- Studies focusing on the health and well-being of entrepreneurs as they lead their businesses and (start to) lead employees
Proposal submissions should be no longer than 2000 words (not including the abstract and references) and address the following:
- Theoretical background, research objectives and contribution to the field
- Discussion and conclusion
Prospective authors should submit a proposal to the journal’s manuscript submission portal using the “Special Issue Article Proposal” article type by August 31, 2020 (Authors can submit proposals before the due date and the editorial team will aim to provide feedback a soon as possible).
Decisions on proposals and invitations to submit full manuscripts will be sent to potential authors by September 15, 2020.
Full manuscripts must be prepared according to the manuscript submission guidelines on the Journal of Occupational Health Psychology homepage.
Manuscript submissions for approved proposals will be due by January 31, 2021.
Submissions will undergo an initial editorial review by the editorial team; those meeting criteria for further consideration will be peer reviewed by masked review.
The invitation of a full paper (following proposal submission) does not guarantee publication.
For (planned) intervention studies (referred to as a hybrid registered report: see Hogrefe, 2016) we would carry out an initial results-blind review.
Proposals submitted for an initial results-blind review should expand on the Methodology.
Although approved intervention studies will be provisionally accepted, the final acceptance is determined by quality of the full manuscript (regardless of results) which will be peer reviewed by masked review.
Although the above research has grown in recent years, the processes through which leaders’ behaviors affect their subordinates’ health/well-being are poorly understood (Inceoglu, Thomas, Chu, Plans, & Gerbasi, 2018).
Little is also known about the reciprocal relationships of leaders’ own health/well-being, and their leadership behaviors (Kaluza et al, 2019).
More theoretical development and empirical investigation are needed to understand the possible causal mechanisms underlying these processes (Inceoglu et al, 2018; Kaluza et al, 2019), also for different types of leaders (e.g. entrepreneurs: Stephan, 2018).
A better theoretical understanding of these processes will have very practical implications related to job designs, prevention, and interventions.
Arnold, K. A. (2017). Transformational leadership and employee psychological well-being: A review and directions for future research. Journal of Occupational Health Psychology, 22(3), 381-393. DOI.org/10.1037/ocp0000062
Hogrefe Publishing (2016). Additional Instructions to Authors: Hybrid Registered Reports Journal of Personnel Psychology. Retrieved from https://us.hogrefe.com/fileadmin/user_upload/global/journals/Hogrefe_Publishing/Journal_of_Personnel_Psychology/pps_author_instructions_HybridRegisteredReports_2016-01.pdf.

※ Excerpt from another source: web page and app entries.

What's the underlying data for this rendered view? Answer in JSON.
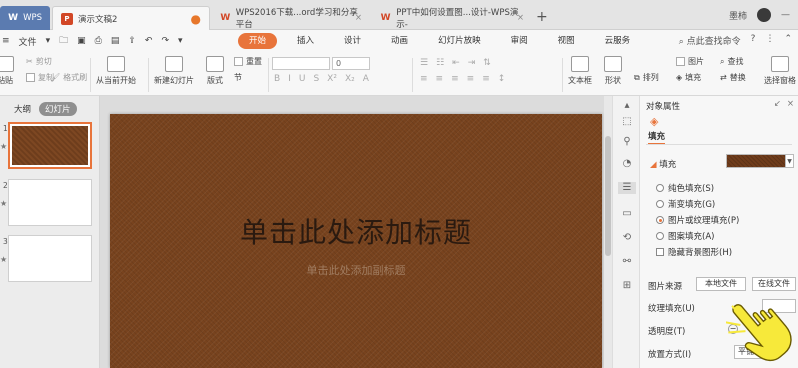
{
  "tabs": {
    "wps": "WPS",
    "active": "演示文稿2",
    "tab2": "WPS2016下载...ord学习和分享平台",
    "tab3": "PPT中如何设置图...设计-WPS演示-"
  },
  "topbar": {
    "user": "墨柿"
  },
  "menu": {
    "file": "文件",
    "tabs": [
      "开始",
      "插入",
      "设计",
      "动画",
      "幻灯片放映",
      "审阅",
      "视图",
      "云服务"
    ],
    "search": "点此查找命令"
  },
  "ribbon": {
    "paste": "粘贴",
    "cut": "剪切",
    "copy": "复制",
    "format_painter": "格式刷",
    "from_current": "从当前开始",
    "new_slide": "新建幻灯片",
    "layout": "版式",
    "section": "节",
    "reset": "重置",
    "font_size": "0",
    "textbox": "文本框",
    "shape": "形状",
    "arrange": "排列",
    "picture": "图片",
    "fill": "填充",
    "find": "查找",
    "replace": "替换",
    "select_pane": "选择窗格"
  },
  "left_panel": {
    "outline_tab": "大纲",
    "slides_tab": "幻灯片",
    "slide_numbers": [
      "1",
      "2",
      "3"
    ]
  },
  "slide": {
    "title": "单击此处添加标题",
    "subtitle": "单击此处添加副标题"
  },
  "property_pane": {
    "header": "对象属性",
    "fill_tab": "填充",
    "fill_section": "填充",
    "options": [
      "纯色填充(S)",
      "渐变填充(G)",
      "图片或纹理填充(P)",
      "图案填充(A)"
    ],
    "hide_bg": "隐藏背景图形(H)",
    "pic_source": "图片来源",
    "local_file": "本地文件",
    "online_file": "在线文件",
    "texture_fill": "纹理填充(U)",
    "transparency": "透明度(T)",
    "placement": "放置方式(I)",
    "placement_value": "平铺"
  }
}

Inceoglu, I., Thomas, G., Chu, C., Plans, D., & Gerbasi, A. (2018). Leadership behavior and employee well-being: An integrated review and a future research agenda Leadership Quarterly, 29, 179-202.
Kaluza, A. J., Boer, D., Buengeler, C., & Van Dick, R. (2019). Leadership behaviour and leader self-reported well-being: A review, integration and meta-analytic examination. Work & Stress, 0(0), 1–23. https://doi.org/10.1080/02678373.2019.1617369
Stephan, U. (2018). Entrepreneurs’ mental health and well-being: A review and research Agenda. Academy of Management Perspectives 32(3):290–322. doi.org/10.5465/amp.2017.0001